Just for comparison the incidence of bacterial contamination in samples frozen by SBS affiliate labs is <10%, and this is usually observed when we are freezing semen on the mobile lab and don’t have immediate control over the collection environment. The incidence of heavy bacterial growth in SBS frozen semen is <1% and we have not isolated a mare pathogen in the last 3yrs.

Select Breeders is one of the few laboratories in the industry to perform a bacterial culture on every ejaculate we freeze to confirm the absence of mare pathogens. We also do not recommend distribution of semen with significant bacterial contamination.

There are two potential sources of bacterial contamination in semen, from the stallion, i.e. originating with the semen at the time of ejaculation or contamination from the environment during semen collection and processing, i.e. contributed by poor hygiene protocols and/or dirty equipment and supplies. Semen extenders contain antibiotics which should eliminate any bacteria originating from the semen; however, if the bacterial load is particularly large, it may overwhelm the level of antibiotics in the extender. The high incidence of bacterial contamination in these imported samples reflects an overall lack of quality control during semen collection and processing.

As with the manufacturing of any commercial product, institution of quality control protocols improves the overall quality of the product and most importantly provides consistency in production. For this reason we instituted a Quality Control and Assurance Program throughout our SBS Affiliate Laboratory Network.

Certain bacteria, e.g. Pseudomonas aeruginosa, Klebsiella pneumoniae, E. Coli, Taylorella equigenitalis and β-hemolytic streptococci, are known to cause infection in the mare and may influence fertility. The presence of contaminating, i.e. non-pathogenic, bacteria in semen is not considered to impact fertility in the mare; however caution may be merited in those mares susceptible to post-breeding uterine infection or inflammation. In these cases, post insemination intra-uterine antibiotic therapy may be indicated. Although there has been limited research with stallions, reports in other species (ram, bull, boar) demonstrate a decline in semen quality and viability with bacterial contamination. Research by Ortega-Ferrusola et al (2009) suggests bacteria in the equine ejaculate may be responsible for some of the sub-lethal damage that occurs to sperm during freezing. The influence of bacterial contamination on semen quality and fertility requires further investigation in the horse.

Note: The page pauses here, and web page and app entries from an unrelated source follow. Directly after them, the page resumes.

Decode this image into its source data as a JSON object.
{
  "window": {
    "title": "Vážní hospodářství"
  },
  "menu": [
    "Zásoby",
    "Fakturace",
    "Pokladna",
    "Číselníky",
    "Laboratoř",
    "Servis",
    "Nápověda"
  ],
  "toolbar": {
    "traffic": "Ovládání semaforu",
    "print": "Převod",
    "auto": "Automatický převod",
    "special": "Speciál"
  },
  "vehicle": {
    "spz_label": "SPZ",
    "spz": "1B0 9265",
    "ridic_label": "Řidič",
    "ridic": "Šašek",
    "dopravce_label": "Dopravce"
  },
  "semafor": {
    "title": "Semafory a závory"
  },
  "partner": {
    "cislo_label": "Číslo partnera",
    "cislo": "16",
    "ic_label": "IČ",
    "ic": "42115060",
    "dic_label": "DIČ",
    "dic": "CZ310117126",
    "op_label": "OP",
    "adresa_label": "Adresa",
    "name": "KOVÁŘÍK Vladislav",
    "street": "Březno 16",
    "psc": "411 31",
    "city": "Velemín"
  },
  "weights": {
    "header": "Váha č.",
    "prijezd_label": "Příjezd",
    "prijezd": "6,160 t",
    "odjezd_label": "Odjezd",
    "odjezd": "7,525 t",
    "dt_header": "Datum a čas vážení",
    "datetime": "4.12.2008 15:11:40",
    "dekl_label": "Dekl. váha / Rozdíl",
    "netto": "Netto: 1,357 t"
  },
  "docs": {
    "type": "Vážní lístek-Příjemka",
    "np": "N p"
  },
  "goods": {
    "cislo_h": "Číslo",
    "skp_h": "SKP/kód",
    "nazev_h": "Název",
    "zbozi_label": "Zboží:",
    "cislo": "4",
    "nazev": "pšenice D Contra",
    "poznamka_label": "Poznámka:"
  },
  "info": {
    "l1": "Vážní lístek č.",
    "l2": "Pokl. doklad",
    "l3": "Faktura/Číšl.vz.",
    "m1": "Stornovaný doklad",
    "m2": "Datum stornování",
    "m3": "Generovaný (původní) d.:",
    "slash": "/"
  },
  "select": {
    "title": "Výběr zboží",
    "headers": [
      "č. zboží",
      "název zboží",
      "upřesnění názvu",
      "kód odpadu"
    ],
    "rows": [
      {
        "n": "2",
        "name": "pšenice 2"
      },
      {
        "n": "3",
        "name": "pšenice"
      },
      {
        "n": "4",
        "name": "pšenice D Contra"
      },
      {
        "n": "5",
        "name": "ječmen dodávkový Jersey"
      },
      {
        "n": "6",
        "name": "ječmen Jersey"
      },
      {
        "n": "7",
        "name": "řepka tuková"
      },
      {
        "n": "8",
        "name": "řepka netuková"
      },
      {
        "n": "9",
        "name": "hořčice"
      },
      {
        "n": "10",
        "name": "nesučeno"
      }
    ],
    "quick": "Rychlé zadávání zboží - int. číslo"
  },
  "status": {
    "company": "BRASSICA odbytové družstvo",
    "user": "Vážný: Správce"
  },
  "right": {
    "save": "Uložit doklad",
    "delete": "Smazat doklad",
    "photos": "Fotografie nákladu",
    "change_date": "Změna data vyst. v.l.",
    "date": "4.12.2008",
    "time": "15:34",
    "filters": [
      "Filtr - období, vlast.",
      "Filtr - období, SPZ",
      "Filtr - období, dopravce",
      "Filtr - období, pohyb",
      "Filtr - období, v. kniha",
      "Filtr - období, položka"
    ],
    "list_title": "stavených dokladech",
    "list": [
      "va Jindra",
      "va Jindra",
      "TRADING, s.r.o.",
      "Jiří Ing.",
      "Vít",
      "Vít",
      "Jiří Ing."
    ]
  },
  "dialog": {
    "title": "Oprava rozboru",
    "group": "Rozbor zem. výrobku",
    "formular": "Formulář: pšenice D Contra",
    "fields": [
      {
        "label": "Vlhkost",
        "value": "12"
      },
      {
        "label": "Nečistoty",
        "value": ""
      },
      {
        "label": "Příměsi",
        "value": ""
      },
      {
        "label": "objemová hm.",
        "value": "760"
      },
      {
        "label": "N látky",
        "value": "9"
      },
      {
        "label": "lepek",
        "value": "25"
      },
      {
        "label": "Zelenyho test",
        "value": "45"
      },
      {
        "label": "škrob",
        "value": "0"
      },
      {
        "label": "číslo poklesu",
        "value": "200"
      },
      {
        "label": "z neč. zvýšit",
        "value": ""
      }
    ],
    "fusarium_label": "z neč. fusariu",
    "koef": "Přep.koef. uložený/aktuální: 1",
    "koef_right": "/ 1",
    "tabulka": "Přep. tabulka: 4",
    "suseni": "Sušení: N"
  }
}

In Conclusion

The quality of frozen semen being imported into the US is highly variable and we report that semen from half of the stallions in this study did not meet the industry recommended minimum of 30% post-thaw progressive progressive motility. In the Warmblood community, most of this semen is sold by the dose with no guarantee; therefore the mare owner takes on all the risk of breeding her mare, often at considerable expense. When importing several doses or investing a significant amount of money on the purchase of frozen semen we recommend having an independent post-thaw evaluation performed on the semen, so as to confirm the absence of mare pathogens and to determine the appropriate number of straws per dose to use with each breeding. This could save you significant expense, emotional stress and heart-ache in the long term.

You may also be interested in the following FAQs and articles:
What fertility should I expect with frozen semen?
Does Post-thaw Motility Correlate to Fertility?
Can you get a mare in foal with semen <30% progressive?
It Only Takes One…Right?

A. Corona and R. Cherchi. Microbial quality of equine frozen semen. Anim Reprod Sci 2009; 115(1-4):103-109.
C Ortega-Ferrusola, L Gonzalez-Fernandez, A Muriel, B Macıas-Garcıa, H Rodrıguez-Martınez, JA Tapia, JM Alonso and FJ Pena. Does the Microbial Flora in the Ejaculate Affect the Freezeability of Stallion Sperm? Reprod Dom Anim 2009; 44, 518–522.